scientists have been interested in visiting since they received their first
Pancam picture of it on sol 7. The intriguing cove-like rock could provide
information about ancient water or wind flows.
Cross-beds like the ones in Kaibab are particularly appealing to
scientists because they are essentially rock-hardened sand dunes formed
by either wind or water. In the constant search for evidence of water on
Mars, cross-bedded landforms will be places of high priority for investigation.
"If we saw a landform like Kaibab on Mars we would definitly want
to investigate and determine if it was aeolian (wind) or fluvial (water) in
origin," says scientist Tim Parker.
Cross-beds are formed when either wind or water carries particles up
the gentle side of a dune and deposits them into layers on the steep side.
Over time, this process forms angular beds with many different layers.
The layers are usually all the same material, but they contain particles of
different sizes and different quantities that will answer the question of
their formation. Coarse, larger particles will indicate that they were
deposited by water while finer material will indicate that they were
blown by wind.
When FIDO gets to Kaibab it will image the area with the Pancam.
Then, it will get closer and attempt to take a picture with the Microscopic
Imager housed on the robotic arm. "This is like hedging your bets.
We might get all the answers out of the Pancam image, but we have the
instruments available so we'll take as much advantage of them as we
can," explains Parker. "Our goal is to get as many pieces of
evidence as possible to answer the question - water or wind - as we

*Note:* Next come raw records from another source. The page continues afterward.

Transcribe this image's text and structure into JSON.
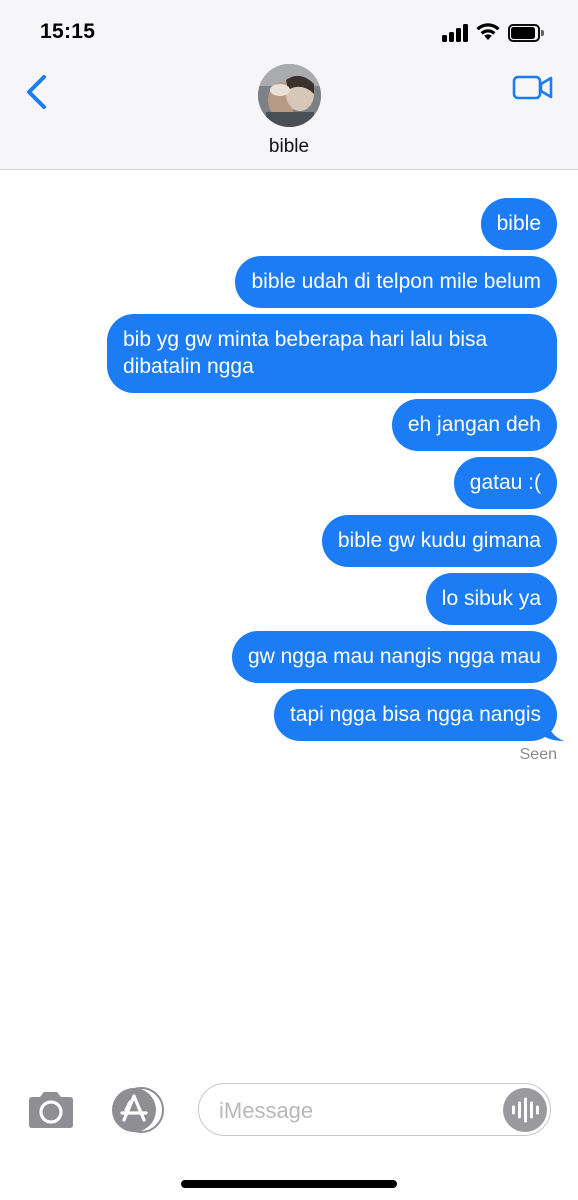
{
  "status": {
    "time": "15:15"
  },
  "header": {
    "contact_name": "bible"
  },
  "messages": [
    {
      "text": "bible"
    },
    {
      "text": "bible udah di telpon mile belum"
    },
    {
      "text": "bib yg gw minta beberapa hari lalu bisa dibatalin ngga"
    },
    {
      "text": "eh jangan deh"
    },
    {
      "text": "gatau :("
    },
    {
      "text": "bible gw kudu gimana"
    },
    {
      "text": "lo sibuk ya"
    },
    {
      "text": "gw ngga mau nangis ngga mau"
    },
    {
      "text": "tapi ngga bisa ngga nangis"
    }
  ],
  "read_receipt": "Seen",
  "composer": {
    "placeholder": "iMessage"
  },
  "colors": {
    "bubble": "#1b7cf5",
    "accent": "#1b7cf5"
  },
  "icons": [
    "back-chevron-icon",
    "video-call-icon",
    "camera-icon",
    "app-store-icon",
    "audio-waveform-icon"
  ]
}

Will scientists get the data they're looking for? What story will
Kaibab tell us? Tune in to sol 13 for the continuation of this story.